Will the Secretary of State confirm rumours that the heritage protection Bill has been dropped from the Queen’s Speech? If that is the case, is that not the final nail in the coffin for the Government’s heritage policies? We have seen lottery money plundered, the Government telling churches to turn themselves into cafés and gyms and now the denial of the vital parliamentary time that would allow the heritage sector better to look after the heritage that belongs to us all. When can we have a positive vision for our heritage sector? Is it condemned to yet more years of neglect and decline?
I do not accept the hon. Gentleman’s criticism. In the recent spending round, English Heritage received an increase in funding. We have worked with all parties in the heritage sector to introduce the first heritage protection Bill for 30 years. That is clear evidence of the Government’s commitment to the sector. The hon. Gentleman knows that I cannot comment on the Queen’s Speech in advance of its publication. However, he will know that the Planning Bill will require us to bring forward a new planning policy statement on the built heritage, replacing planning policy guidance 15 and 16. We will do so shortly, and we will issue that statement for consultation. We recognise the importance of the built heritage and we are taking active steps to protect it.
We continue to talk with the Treasury and others to ensure that we try to maximise the advantage to clubs of the CASC—Community Amateur Sports Clubs—scheme. It is an important scheme that delivers on the ground and we want to encourage more clubs to take part. We are continually discussing ways of trying to support local clubs. Llanelli is a well-known club in Wales, and it was sad to see the team leave its old ground after the game on Friday. We will work hard to make sure we support amateur clubs.
Some time ago, the former Secretary of State gave a commitment that the Lilleshall national sports academy, in my constituency, would become a regional training facility for the 2012 Olympics. Will the Minister confirm that that is the case? What is the timetable for bringing that facility on stream?
There are a number of training facilities across the country and we have supported their bids to be training camps for 2012. It is now up to the countries that want to come to those training camps to put bids in, and we will support Lilleshall in the same way as anywhere else.
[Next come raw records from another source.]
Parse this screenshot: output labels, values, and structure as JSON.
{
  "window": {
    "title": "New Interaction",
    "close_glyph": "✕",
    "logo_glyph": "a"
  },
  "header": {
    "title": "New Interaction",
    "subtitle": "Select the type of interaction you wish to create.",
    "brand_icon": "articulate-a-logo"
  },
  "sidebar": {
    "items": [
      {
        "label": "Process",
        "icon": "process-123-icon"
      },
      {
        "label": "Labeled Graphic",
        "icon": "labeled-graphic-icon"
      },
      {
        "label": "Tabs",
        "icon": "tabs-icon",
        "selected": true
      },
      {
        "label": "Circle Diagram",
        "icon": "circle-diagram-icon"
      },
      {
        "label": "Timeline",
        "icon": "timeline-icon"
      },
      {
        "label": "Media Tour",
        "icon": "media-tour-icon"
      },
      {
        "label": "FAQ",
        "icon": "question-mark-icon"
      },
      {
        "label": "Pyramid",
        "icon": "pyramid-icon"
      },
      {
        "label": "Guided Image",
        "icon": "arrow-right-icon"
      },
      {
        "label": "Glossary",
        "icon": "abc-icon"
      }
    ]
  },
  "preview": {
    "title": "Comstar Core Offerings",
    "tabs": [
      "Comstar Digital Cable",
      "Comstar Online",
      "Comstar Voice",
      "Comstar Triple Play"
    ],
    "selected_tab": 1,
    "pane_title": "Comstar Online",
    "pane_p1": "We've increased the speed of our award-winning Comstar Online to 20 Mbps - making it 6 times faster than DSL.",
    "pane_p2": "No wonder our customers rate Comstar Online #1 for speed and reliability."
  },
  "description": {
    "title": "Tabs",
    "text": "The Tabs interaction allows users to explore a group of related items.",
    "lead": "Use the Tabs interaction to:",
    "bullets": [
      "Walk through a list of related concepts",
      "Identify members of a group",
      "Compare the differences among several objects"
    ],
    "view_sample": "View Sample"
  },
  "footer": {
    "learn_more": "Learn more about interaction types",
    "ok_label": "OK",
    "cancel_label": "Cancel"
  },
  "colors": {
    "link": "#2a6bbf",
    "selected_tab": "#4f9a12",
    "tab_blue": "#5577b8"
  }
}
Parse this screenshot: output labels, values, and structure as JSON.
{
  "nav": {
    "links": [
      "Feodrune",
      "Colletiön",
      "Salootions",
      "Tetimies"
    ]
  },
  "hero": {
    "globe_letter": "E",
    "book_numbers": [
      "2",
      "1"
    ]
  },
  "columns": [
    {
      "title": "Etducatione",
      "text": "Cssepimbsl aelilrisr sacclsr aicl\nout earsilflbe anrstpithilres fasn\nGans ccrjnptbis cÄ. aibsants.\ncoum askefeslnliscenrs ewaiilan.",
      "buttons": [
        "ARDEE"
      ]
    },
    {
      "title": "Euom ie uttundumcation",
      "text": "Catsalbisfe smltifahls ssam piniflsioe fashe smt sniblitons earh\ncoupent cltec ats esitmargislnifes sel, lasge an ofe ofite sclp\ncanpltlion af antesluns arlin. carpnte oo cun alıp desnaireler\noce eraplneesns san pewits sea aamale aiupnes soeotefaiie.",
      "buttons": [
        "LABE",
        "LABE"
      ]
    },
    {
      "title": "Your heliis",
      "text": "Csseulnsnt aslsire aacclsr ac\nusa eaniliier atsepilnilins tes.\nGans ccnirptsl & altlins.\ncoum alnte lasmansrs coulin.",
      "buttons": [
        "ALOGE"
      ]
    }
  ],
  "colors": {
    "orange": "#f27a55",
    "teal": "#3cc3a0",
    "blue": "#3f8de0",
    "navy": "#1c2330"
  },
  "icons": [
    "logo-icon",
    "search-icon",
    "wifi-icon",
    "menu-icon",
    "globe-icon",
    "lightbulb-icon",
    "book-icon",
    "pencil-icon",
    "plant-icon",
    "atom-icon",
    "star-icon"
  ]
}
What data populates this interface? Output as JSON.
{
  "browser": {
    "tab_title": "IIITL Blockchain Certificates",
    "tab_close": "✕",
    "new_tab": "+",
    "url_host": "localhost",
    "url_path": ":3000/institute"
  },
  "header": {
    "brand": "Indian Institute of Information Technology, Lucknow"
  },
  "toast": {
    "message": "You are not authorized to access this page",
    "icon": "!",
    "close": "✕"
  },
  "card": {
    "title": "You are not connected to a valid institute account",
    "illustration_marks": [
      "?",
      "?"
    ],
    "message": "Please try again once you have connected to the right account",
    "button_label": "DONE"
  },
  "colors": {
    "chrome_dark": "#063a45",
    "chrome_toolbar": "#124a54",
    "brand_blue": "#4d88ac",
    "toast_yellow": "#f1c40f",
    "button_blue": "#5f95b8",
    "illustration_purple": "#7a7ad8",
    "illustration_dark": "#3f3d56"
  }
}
I am happy to report that more than 80 per cent. of local authorities support the free swimming initiative for the over-60s and the aspirations for the under-16s. I am concerned, however, that a number of local authorities are playing politics with the issue by not investing their own money in supporting free swimming. It is important that people see the issue for what it is: it came from local government, and many local authorities funded it from their own resources. The Government supported the scheme and have put money on the table, but we are being thwarted by a number of authorities that would rather play politics than deliver free swimming for their constituents.
Does my right hon. Friend agree that it is hard to imagine circumstances in which it would be appropriate or acceptable for a child to find out who their father is by means of a DNA test result revealed on daytime TV? Is he aware of my forthcoming ten-minute Bill, which aims to encourage broadcasters to act more responsibly in that and other matters involving children?
I did not see the programme, although I am aware of the concerns that my hon. Friend has raised. In principle, it is completely unacceptable for that to happen. In the live debate we are having about broadcasting standards, my hon. Friend is right to raise her concerns and as I said about other issues we have discussed, there should be no repeat of those circumstances and processes should be strengthened to ensure that is the case.